** Provided material **
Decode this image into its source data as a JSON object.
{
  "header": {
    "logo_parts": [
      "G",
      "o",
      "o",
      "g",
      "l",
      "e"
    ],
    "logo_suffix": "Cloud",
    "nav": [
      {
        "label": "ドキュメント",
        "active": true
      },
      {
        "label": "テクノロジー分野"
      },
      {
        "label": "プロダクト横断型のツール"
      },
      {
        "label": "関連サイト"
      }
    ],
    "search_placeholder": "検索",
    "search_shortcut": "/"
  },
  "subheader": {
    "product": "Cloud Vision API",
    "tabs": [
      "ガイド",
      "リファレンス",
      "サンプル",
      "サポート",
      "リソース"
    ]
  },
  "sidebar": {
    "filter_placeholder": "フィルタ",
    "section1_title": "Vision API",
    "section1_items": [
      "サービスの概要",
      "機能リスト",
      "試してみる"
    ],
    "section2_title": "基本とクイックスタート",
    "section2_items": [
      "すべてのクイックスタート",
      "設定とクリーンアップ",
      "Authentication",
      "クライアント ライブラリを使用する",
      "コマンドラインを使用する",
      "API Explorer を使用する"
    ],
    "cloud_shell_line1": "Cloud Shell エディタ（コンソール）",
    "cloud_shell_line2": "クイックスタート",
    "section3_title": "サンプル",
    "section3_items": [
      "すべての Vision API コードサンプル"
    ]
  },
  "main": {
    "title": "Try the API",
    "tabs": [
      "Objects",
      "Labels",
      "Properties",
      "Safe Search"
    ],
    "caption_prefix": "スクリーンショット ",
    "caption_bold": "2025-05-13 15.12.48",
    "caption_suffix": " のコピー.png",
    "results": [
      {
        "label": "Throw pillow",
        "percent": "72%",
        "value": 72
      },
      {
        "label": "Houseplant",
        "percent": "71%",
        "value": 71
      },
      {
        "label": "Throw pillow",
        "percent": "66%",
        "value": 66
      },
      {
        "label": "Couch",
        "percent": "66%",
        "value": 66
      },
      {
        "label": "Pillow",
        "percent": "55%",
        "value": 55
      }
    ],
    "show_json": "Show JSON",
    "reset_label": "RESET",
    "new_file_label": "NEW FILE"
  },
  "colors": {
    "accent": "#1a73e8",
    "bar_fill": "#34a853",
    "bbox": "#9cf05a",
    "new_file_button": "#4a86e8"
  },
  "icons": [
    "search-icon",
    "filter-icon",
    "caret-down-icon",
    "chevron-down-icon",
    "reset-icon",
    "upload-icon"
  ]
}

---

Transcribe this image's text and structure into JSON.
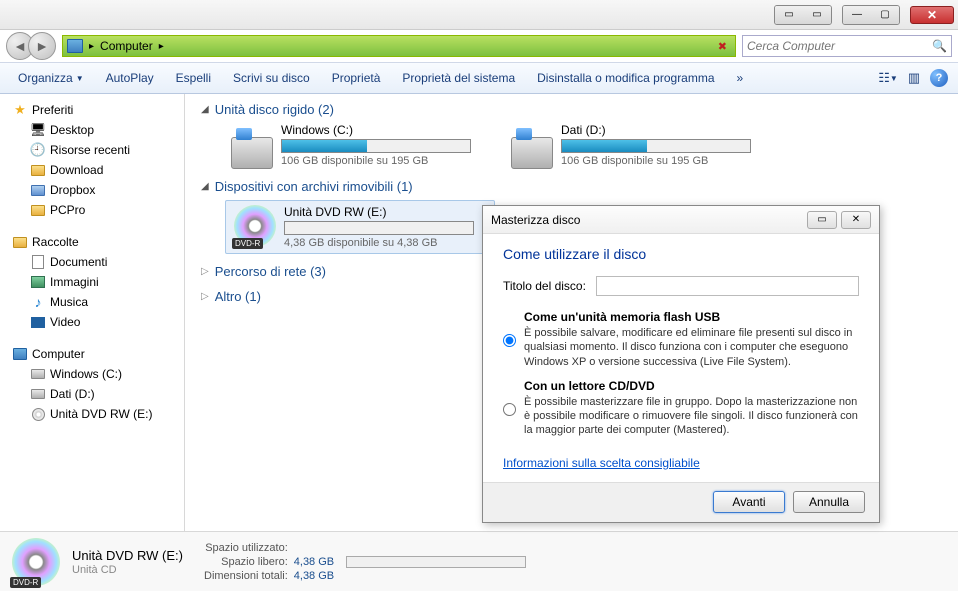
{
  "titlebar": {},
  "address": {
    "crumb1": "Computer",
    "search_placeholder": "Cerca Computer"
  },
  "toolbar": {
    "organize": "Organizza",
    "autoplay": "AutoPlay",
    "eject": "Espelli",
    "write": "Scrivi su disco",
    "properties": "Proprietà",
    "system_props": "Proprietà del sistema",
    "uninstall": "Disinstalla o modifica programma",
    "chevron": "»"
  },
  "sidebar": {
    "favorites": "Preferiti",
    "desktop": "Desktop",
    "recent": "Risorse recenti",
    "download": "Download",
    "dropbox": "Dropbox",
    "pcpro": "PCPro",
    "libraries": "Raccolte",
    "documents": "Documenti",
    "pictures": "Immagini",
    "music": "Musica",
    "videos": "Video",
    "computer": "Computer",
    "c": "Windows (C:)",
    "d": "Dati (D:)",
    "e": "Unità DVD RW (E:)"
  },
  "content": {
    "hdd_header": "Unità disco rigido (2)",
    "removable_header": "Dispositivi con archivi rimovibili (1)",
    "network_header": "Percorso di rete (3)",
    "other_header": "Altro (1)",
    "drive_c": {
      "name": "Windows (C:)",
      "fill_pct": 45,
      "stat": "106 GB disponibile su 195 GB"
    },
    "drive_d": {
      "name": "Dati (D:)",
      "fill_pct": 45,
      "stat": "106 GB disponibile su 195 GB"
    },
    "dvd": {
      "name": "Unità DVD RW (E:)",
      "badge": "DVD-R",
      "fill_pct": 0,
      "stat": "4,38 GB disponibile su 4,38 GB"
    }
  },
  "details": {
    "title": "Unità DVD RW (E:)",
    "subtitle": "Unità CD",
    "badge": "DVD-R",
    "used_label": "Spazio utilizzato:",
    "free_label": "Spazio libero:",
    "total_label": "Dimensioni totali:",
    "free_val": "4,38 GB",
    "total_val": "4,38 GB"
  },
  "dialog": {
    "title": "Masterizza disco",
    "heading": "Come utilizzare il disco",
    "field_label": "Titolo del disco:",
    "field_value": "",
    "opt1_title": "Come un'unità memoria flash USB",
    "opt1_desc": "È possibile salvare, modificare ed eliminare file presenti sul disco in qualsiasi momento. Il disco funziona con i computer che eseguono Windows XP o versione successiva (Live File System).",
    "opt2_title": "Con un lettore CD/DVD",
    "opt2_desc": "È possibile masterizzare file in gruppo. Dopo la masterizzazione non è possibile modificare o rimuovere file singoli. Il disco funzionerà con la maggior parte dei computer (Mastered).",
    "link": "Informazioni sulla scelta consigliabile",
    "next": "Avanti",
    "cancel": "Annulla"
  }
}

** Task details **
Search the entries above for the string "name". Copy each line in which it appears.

** Solution for this exercise **
      "name": "Windows (C:)",
      "name": "Dati (D:)",
      "name": "Unità DVD RW (E:)",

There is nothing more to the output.